What you should do:
Could you show each line of the records that contains the word "subtitle"?

Material provided:
.....
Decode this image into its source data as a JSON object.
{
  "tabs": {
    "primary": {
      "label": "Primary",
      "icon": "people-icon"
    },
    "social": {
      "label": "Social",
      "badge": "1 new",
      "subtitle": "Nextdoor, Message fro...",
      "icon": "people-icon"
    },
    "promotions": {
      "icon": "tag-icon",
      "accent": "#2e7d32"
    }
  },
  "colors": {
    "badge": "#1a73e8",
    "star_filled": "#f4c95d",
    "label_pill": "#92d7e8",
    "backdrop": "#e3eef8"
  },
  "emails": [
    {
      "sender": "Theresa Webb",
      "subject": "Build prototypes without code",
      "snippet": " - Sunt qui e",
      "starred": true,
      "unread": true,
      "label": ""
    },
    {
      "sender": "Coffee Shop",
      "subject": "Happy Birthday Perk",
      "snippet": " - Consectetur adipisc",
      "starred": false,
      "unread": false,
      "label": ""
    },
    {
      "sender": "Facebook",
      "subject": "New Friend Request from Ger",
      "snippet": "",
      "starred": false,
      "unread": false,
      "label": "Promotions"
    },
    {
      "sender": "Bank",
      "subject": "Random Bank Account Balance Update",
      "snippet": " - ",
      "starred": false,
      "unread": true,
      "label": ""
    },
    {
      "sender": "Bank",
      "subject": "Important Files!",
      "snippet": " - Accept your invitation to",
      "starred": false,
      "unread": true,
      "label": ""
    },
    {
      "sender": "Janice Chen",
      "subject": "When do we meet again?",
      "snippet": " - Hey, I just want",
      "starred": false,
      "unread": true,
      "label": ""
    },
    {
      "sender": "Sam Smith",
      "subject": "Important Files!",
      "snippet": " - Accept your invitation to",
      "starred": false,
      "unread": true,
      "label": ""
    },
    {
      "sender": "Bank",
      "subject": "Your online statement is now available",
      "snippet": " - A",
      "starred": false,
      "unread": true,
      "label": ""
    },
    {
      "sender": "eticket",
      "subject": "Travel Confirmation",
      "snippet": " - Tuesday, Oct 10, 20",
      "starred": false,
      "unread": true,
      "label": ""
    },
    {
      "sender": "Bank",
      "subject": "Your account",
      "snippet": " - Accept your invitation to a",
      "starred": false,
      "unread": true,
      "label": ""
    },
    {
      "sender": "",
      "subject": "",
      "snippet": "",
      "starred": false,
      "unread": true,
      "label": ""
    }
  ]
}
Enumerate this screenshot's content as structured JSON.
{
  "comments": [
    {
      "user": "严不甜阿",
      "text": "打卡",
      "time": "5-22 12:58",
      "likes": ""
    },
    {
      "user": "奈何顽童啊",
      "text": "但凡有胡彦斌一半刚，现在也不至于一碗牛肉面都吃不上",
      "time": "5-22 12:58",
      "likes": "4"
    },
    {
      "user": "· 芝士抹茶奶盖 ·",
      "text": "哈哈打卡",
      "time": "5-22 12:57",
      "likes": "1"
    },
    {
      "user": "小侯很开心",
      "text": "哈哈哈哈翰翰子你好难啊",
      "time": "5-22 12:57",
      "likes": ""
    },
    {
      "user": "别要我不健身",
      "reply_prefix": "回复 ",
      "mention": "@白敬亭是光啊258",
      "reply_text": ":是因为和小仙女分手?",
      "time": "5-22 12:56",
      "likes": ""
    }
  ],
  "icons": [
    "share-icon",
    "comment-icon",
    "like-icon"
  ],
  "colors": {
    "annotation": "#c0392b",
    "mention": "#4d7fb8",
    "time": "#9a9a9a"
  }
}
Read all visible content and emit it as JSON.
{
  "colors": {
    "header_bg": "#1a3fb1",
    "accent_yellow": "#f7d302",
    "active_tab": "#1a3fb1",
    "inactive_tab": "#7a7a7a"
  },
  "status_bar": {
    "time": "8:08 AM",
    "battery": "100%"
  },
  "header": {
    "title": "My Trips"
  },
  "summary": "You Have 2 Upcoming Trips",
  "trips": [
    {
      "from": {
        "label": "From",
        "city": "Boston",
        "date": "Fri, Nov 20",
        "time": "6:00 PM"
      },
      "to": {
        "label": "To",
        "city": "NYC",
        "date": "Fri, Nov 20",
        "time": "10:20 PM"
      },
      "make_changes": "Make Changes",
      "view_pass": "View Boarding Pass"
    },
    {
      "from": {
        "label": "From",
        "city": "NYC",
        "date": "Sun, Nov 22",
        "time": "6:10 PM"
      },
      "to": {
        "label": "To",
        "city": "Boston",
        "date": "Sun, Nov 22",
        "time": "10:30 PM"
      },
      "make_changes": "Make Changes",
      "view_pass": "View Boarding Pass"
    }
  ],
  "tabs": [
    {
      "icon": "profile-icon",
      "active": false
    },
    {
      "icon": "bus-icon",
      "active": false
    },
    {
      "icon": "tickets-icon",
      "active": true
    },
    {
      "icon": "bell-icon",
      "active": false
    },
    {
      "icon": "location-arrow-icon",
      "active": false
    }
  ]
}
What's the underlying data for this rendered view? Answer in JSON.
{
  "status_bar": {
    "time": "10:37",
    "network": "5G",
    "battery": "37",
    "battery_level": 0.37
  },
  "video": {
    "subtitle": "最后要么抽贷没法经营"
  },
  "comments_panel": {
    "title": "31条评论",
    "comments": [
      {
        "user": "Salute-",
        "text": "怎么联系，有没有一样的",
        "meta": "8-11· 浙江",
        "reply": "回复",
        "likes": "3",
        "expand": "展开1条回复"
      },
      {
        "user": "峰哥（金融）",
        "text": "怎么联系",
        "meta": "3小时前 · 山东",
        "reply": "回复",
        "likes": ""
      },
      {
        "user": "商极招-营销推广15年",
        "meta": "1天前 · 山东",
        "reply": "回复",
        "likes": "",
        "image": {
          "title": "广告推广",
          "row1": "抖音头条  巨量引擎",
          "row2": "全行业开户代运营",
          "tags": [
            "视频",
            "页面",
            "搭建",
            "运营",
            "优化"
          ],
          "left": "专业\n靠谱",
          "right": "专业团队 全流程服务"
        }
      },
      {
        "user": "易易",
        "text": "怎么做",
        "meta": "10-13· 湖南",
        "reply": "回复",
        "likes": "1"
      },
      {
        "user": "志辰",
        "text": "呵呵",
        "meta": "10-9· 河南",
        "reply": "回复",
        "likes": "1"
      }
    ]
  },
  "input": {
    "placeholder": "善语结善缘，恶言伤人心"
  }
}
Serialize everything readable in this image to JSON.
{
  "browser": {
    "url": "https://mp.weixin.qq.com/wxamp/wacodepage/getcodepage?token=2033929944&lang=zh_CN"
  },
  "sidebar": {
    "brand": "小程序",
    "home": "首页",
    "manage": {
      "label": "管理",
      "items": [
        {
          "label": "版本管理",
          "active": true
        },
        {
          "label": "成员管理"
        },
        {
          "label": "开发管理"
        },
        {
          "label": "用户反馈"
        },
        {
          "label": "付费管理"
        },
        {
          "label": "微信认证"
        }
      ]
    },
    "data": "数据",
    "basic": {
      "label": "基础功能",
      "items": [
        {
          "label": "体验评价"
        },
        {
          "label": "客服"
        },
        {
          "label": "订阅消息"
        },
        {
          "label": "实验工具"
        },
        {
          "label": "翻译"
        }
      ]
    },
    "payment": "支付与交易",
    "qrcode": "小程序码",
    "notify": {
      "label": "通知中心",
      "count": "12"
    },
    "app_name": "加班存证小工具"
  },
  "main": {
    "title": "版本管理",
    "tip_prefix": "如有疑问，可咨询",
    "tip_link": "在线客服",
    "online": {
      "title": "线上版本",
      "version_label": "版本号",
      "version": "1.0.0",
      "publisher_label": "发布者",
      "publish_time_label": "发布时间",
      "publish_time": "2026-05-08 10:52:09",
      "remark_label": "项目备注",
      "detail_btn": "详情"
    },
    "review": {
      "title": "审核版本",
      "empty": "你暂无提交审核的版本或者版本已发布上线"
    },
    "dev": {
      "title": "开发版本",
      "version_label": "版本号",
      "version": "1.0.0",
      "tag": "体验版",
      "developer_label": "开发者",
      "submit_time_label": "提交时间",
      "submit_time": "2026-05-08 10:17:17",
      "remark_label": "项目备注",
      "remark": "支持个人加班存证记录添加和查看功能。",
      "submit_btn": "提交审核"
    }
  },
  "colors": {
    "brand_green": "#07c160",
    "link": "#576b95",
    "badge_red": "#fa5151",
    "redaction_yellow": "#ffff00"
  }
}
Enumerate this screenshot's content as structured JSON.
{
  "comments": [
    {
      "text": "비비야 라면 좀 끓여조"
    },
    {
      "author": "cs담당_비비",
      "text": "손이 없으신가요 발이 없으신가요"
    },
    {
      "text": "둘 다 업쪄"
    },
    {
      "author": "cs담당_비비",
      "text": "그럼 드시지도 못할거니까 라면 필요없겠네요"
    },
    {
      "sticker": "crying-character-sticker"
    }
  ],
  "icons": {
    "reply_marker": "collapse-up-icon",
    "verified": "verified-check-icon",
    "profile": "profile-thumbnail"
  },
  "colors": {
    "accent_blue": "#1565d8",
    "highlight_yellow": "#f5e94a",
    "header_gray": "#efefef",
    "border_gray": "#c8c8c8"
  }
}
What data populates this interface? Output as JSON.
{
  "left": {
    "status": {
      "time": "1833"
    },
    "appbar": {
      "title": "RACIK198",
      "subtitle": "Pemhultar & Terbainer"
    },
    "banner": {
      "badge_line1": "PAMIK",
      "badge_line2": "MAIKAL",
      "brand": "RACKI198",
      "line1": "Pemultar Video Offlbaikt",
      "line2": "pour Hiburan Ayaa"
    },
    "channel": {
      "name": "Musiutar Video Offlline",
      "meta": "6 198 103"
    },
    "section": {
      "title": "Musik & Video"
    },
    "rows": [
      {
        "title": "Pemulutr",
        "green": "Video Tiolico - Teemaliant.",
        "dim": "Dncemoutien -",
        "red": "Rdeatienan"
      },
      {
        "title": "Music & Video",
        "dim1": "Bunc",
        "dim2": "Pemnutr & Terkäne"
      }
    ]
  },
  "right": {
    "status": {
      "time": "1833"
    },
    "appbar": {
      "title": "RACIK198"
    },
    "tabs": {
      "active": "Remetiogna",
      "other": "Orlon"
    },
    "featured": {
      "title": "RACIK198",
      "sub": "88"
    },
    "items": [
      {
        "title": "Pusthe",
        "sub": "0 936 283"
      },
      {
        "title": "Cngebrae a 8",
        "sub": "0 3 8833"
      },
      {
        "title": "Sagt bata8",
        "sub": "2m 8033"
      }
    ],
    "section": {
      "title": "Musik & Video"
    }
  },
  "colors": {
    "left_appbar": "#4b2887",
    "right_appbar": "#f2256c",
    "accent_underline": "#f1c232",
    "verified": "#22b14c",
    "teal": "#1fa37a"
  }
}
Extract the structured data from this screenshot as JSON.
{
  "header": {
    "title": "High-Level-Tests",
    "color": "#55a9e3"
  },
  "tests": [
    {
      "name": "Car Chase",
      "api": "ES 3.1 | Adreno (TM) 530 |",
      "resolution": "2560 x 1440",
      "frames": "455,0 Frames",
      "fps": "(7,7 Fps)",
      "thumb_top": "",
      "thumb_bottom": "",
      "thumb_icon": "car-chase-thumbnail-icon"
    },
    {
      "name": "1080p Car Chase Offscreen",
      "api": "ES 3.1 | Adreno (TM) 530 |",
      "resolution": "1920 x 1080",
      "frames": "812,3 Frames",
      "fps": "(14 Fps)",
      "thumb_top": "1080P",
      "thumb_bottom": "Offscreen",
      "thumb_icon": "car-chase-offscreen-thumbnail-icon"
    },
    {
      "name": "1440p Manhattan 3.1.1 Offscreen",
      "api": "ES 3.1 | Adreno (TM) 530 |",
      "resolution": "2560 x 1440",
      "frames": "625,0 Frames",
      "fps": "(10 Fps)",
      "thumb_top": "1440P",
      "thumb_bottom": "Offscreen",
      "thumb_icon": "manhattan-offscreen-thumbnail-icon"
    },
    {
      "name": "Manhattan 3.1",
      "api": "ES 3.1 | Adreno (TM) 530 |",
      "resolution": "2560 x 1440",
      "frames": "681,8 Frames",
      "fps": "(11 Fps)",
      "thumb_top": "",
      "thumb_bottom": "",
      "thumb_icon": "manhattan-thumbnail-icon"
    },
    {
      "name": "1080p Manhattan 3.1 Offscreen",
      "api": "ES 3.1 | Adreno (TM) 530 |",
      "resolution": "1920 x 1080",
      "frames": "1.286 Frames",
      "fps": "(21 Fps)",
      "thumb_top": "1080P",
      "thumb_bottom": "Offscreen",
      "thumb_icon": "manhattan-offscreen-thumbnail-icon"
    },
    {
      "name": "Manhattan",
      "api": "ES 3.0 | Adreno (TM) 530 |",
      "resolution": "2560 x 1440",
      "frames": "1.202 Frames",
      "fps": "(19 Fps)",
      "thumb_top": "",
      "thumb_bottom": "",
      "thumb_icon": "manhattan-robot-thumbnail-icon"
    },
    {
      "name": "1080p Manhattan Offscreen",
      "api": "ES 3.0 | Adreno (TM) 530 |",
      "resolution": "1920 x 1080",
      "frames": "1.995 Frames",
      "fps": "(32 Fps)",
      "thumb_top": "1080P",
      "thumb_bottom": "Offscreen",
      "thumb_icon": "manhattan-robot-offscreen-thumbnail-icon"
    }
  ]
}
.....
Solution to this task:
      "subtitle": "Nextdoor, Message fro...",
    "subtitle": "最后要么抽贷没法经营"
      "subtitle": "Pemhultar & Terbainer"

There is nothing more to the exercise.